Throughout 2016, several events occurred which seem to have shaken the foundations of international security. Brexit, Russian resurgence, and the election of Donald Trump have all greatly worried foreign policy experts who fear that the "liberal international order" is in jeopardy. Now this isn't Liberal as in Democrats and Republicans, this is liberal in the sense of free and open societies versus autocratic systems of power. These experts believe that the rise of right-wing populism throughout established democracies is a harbinger of even greater instability to come. Just a few weeks ago, the Eurasia Group (a well-renowned policy think tank) published their top ten global security risks for 2017, listing a retreating America as the number one risk to the global security system. But what exactly is this liberal international order and how does the United States factor into it? This week, we'll describe how international security currently works, and how the "rise of the rest" might threaten this reality.
The liberal international order is essentially the global security framework that was established after the end of the Second World War. There are many different aspects that make up the order, but the dominance of the American military and its commitment to the security of its allies is the cornerstone of this system (NATO is a prime example of this). These allies, emboldened by the protection that the United States offers, are then encouraged to spend less on military power and more on social welfare programs to help create open, more democratic societies. This encouragement for liberal democracies which prioritize open borders and free trade is another major aspect of the liberal international order (though there are some obvious autocratic exceptions). Finally, the resolution of conflicts via international institutions is another fundamental factor of the order. This includes international forums like the United Nations and the global encouragement of nonviolent means to solve transnational disputes.
So how does the rise of populism seem to threaten this order? The answers to this can almost all be found within the presidential campaign of Donald Trump. All along the campaign trail (and even after it), Trump seemed to constantly undermine the assumptions of the liberal international order. He dismissed the importance of NATO and openly questioned America's fundamental alliances. He and his supporters have also been highly critical of the phenomenon of globalization brought on by the order. The campaign was well known for proposing closed borders and stoking the fires of racially based nationalism (whether intentionally or unintentionally). This isn't to say that the Trump campaign and presidency is against the liberal international order, just that he managed to tap into growing disillusionment with the downsides of leading the system.
In addition to populism, the rise of other great powers could potentially challenge the global security framework created by the United States and its European allies. Russia will continue to expand its influence throughout eastern Europe and the Middle East. China will continue to expand its influence in the Pacific and in the surrounding seas (as it has already done in the South China Sea). But this doesn't necessarily spell the end of the liberal international order. This system was in place during the Cold War when the Soviet Union maintained a nearly equal status with the United States, so it is clear that this system does not necessarily need the cooperation of all great powers to exist.

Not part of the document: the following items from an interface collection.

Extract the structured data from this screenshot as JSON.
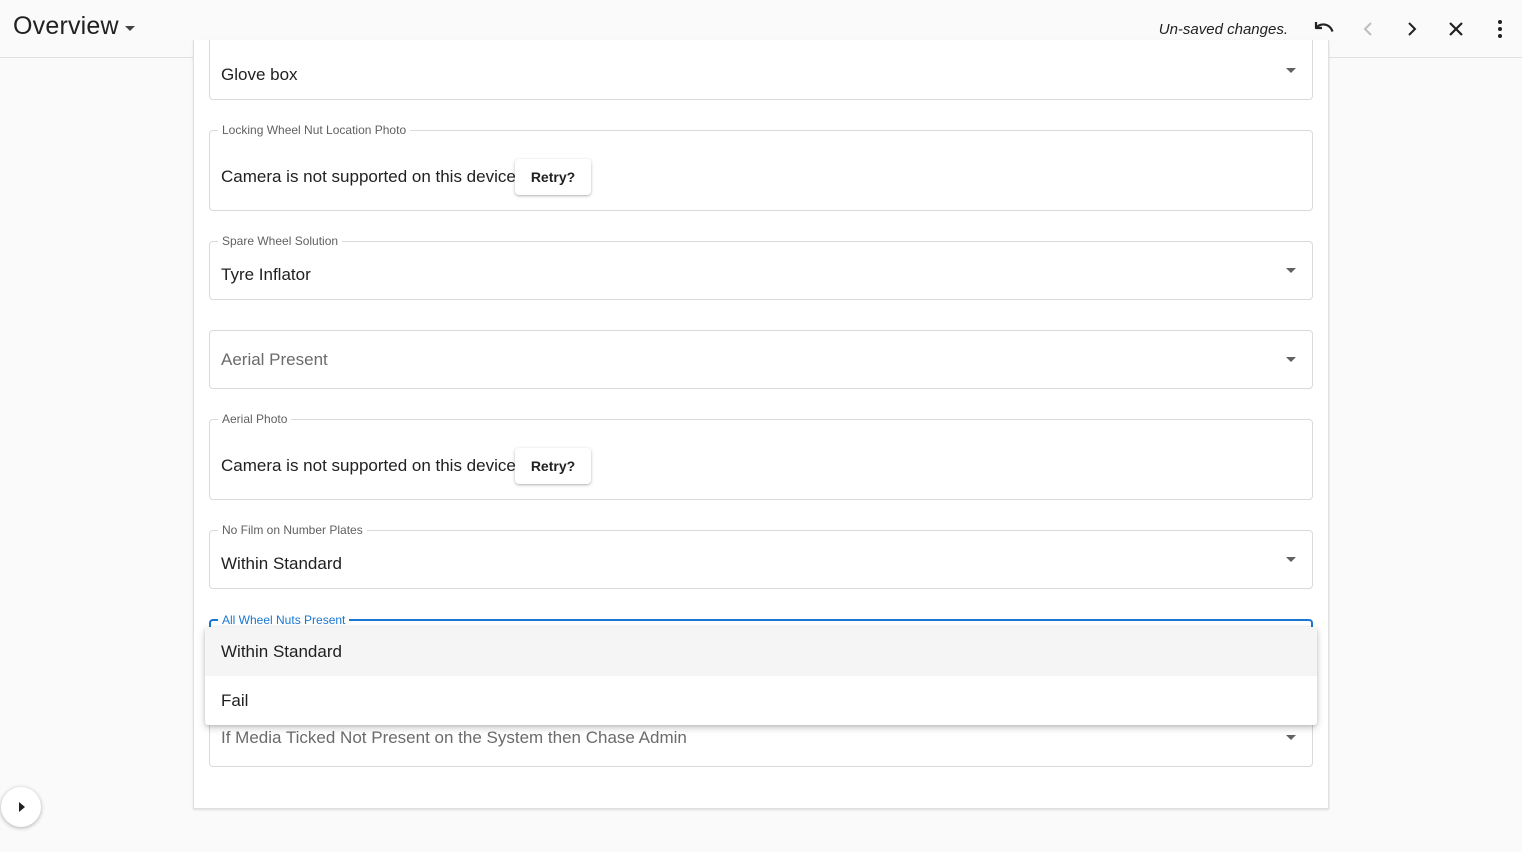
{
  "header": {
    "title": "Overview",
    "unsaved_text": "Un-saved changes.",
    "icons": {
      "undo": "undo-icon",
      "prev": "chevron-left-icon",
      "next": "chevron-right-icon",
      "close": "close-icon",
      "more": "more-vertical-icon"
    }
  },
  "form": {
    "glove_box": {
      "value": "Glove box"
    },
    "locking_nut_photo": {
      "label": "Locking Wheel Nut Location Photo",
      "message": "Camera is not supported on this device",
      "retry_label": "Retry?"
    },
    "spare_wheel": {
      "label": "Spare Wheel Solution",
      "value": "Tyre Inflator"
    },
    "aerial_present": {
      "placeholder": "Aerial Present"
    },
    "aerial_photo": {
      "label": "Aerial Photo",
      "message": "Camera is not supported on this device",
      "retry_label": "Retry?"
    },
    "no_film": {
      "label": "No Film on Number Plates",
      "value": "Within Standard"
    },
    "all_wheel_nuts": {
      "label": "All Wheel Nuts Present"
    },
    "media_chase": {
      "placeholder": "If Media Ticked Not Present on the System then Chase Admin"
    }
  },
  "dropdown": {
    "options": [
      {
        "label": "Within Standard",
        "highlighted": true
      },
      {
        "label": "Fail",
        "highlighted": false
      }
    ]
  },
  "colors": {
    "accent": "#1976d2",
    "background": "#fafafa"
  }
}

The problem is that this "rise of the rest" comes just as the United States has decided to decrease its support for multilateral global institutions and pull back from its obligations as leader of the liberal international system. The key to global stability is allowing Russia, China, and others to expand and grow WITHIN the broad parameters of the existing global order, not opening the door for these powers to create their own competing orders (such as global communism or a system which only recognizes military domination as legitimate).
Still, the main threat to the global order comes not from without, but from within. Many Americans (and populists worldwide) no longer view the liberal order with the same sense of reverence as before. They sometimes take for granted the stability, prosperity, and general freedom of movement that comes with an open world order. Instead, they are focusing on the negatives of globalization which sometimes disproportionately impact the main guarantors of the world order.
Fortunately, even American retrenchment away from the global order won't necessarily spell the end of the liberal international system. Global financial and social interdependence (economic peace theory and democratic peace theory respectively) are among the strongest forces preventing global war (since the costs of ending the whole system far outweigh the potential benefits). The United States also remains far and away the global military superpower. As powerful as Russia and China are, they still come nowhere close to American military supremacy in a global sense. And even as concerning as the Trump election has been, his cabinet picks of General Mattis for Secretary of Defense and Rex Tillerson for Secretary of State all seem to bode well for America's continued commitment to the order.
But the problems of globalization brought on by the liberal international order are real. So this isn't to say that America should assume it is doing everything right in its role on the world stage. Still, voluntarily relinquishing our position as the global hegemon by abolishing free trade or ending the NATO alliance is dangerous and short sighted. It might not hurt America right away, but it certainly increases the risk of instability abroad. And as we have seen from two previous world wars, the problems of Europe, Asia, and the Middle East always come back to involve the United States.